The manager at HospiceCare North Northumberland provided an update to Alnwick Town Council last week.
Sue Gilbertson told the meeting: “Hospice at Home is still really our core business, it continues to grow.
“The challenge we face is that people are living longer with life-limiting conditions because medicine has become so fantastic.
“It’s not just about the last few days or weeks of people’s lives and that’s just going to continue to grow.”
Sue also spoke about the charity’s work in relation to dementia, a condition which is ‘growing scarily’ – figures estimate that the number of people living with dementia will have risen dramatically by 2030.
“People don’t see it as a terminal illness, but it absolutely is, although people can live with it for quite a long time,” said Sue, whose personal story about her father’s death from Alzheimer’s earlier this year features in the latest edition of HospiceCare’s Happenings magazine.
She also told the council about the charity’s project to deliver dementia and end-of-life care training to staff in care homes across north Northumberland.
HospiceCare needs to raise more than £525,000 this year and will receive just a 7.5 per cent donation from the NHS.
“There’s lots going on with our services and we are having to be two or three steps ahead of what’s happening both locally and nationally,” Sue added.
Representatives of Alnwick Area Friends of the Earth were at last week’s meeting to update town councillors on checks on air quality.
As previously reported by the Gazette, during June, the group monitored levels of air pollution in the town as part of a national campaign.
Diffusion tubes, which measure concentrations of nitrogen dioxide, were installed at 10 sites around the town for three weeks.
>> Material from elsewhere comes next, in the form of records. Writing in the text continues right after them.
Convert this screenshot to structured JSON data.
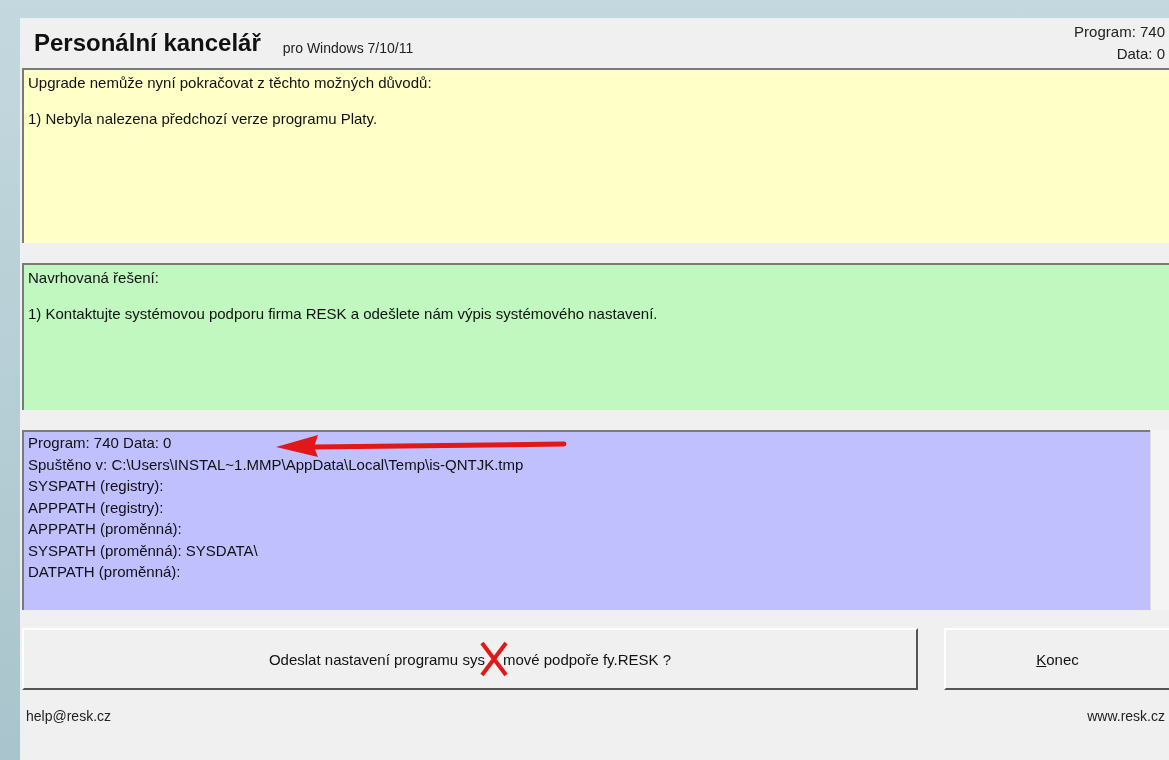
{
  "header": {
    "title": "Personální kancelář",
    "subtitle": "pro Windows 7/10/11",
    "version_lines": [
      "Program: 740",
      "Data: 0"
    ]
  },
  "panels": [
    {
      "kind": "problem",
      "paragraphs": [
        "Upgrade nemůže nyní pokračovat z těchto možných důvodů:",
        "1) Nebyla nalezena předchozí verze programu Platy."
      ]
    },
    {
      "kind": "solution",
      "paragraphs": [
        "Navrhovaná řešení:",
        "1) Kontaktujte systémovou podporu firma RESK a odešlete nám výpis systémového nastavení."
      ]
    },
    {
      "kind": "info",
      "lines": [
        "Program: 740 Data: 0",
        "Spuštěno v: C:\\Users\\INSTAL~1.MMP\\AppData\\Local\\Temp\\is-QNTJK.tmp",
        "SYSPATH (registry):",
        "APPPATH (registry):",
        "APPPATH (proměnná):",
        "SYSPATH (proměnná): SYSDATA\\",
        "DATPATH (proměnná):"
      ]
    }
  ],
  "buttons": [
    {
      "kind": "send",
      "label_parts": [
        "Odeslat nastavení programu sys",
        "mové podpoře fy.RESK ?"
      ]
    },
    {
      "kind": "close",
      "label_parts": [
        "Konec"
      ]
    }
  ],
  "footer": {
    "email": "help@resk.cz",
    "website": "www.resk.cz"
  }
}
At last Thursday’s town-council meeting, the group’s Lisa Bellamy, who was joined by colleague Terry Smith, told members about why air pollution is a concern, the results and possible solutions.
The legal annual limit is 40 micrograms per cubic metre and while the results fell below this limit, some were in the 30 range. The reading at the Willowburn roundabout onto the A1 was 37.55.
“At first glance, it looks okay, because they are all below the 40 limit,” said Lisa.
“But it only represents a snapshot, the weather has an impact and we did our monitoring before the summer when tourists and visitors come to the town.”
Referring to ways to reduce it, such as improving footpaths, cycle routes and public transport, she added: “We feel we need to get ahead of the game in Alnwick.”
Town councillors have agreed a series of steps to monitor the Alnwick and Denwick Neighbourhood Plan.
Now the key document has been adopted, members want to ensure that there is monitoring of how it is being used and implemented.
The council agreed to undertake a review when the county’s core strategy is in place or earlier if the council deems it appropriate.
Council officers will also monitor planning decisions in the area and produce an annual report, while a new steering group will be convened to review community action proposals.
Members have agreed to set up working groups with the goal of trying to influence a number of priority schemes in Alnwick.
The six key issues and the aims in relation to them are as follows: Bus station – to secure improvements and reduce anti-social behaviour;
Community hub at the Playhouse – to understand the proposals and inform/influence the scheme;
Youth services – to form a view on the best way of delivering youth services in Alnwick;
Lindisfarne school site – to consider future possibilities, prior to the preparation of any masterplanning exercise to inform the development brief;
Willowburn Trading Estate – to look to secure opportunities for the retention of employment, reinvestment and improvements;
Vacant premises – to understand the current position and consider solutions.
On the latter issue, members heard that the McCarthy and Stone units on Bondgate Without are being sold with the buyers looking to open a physiotherapy clinic.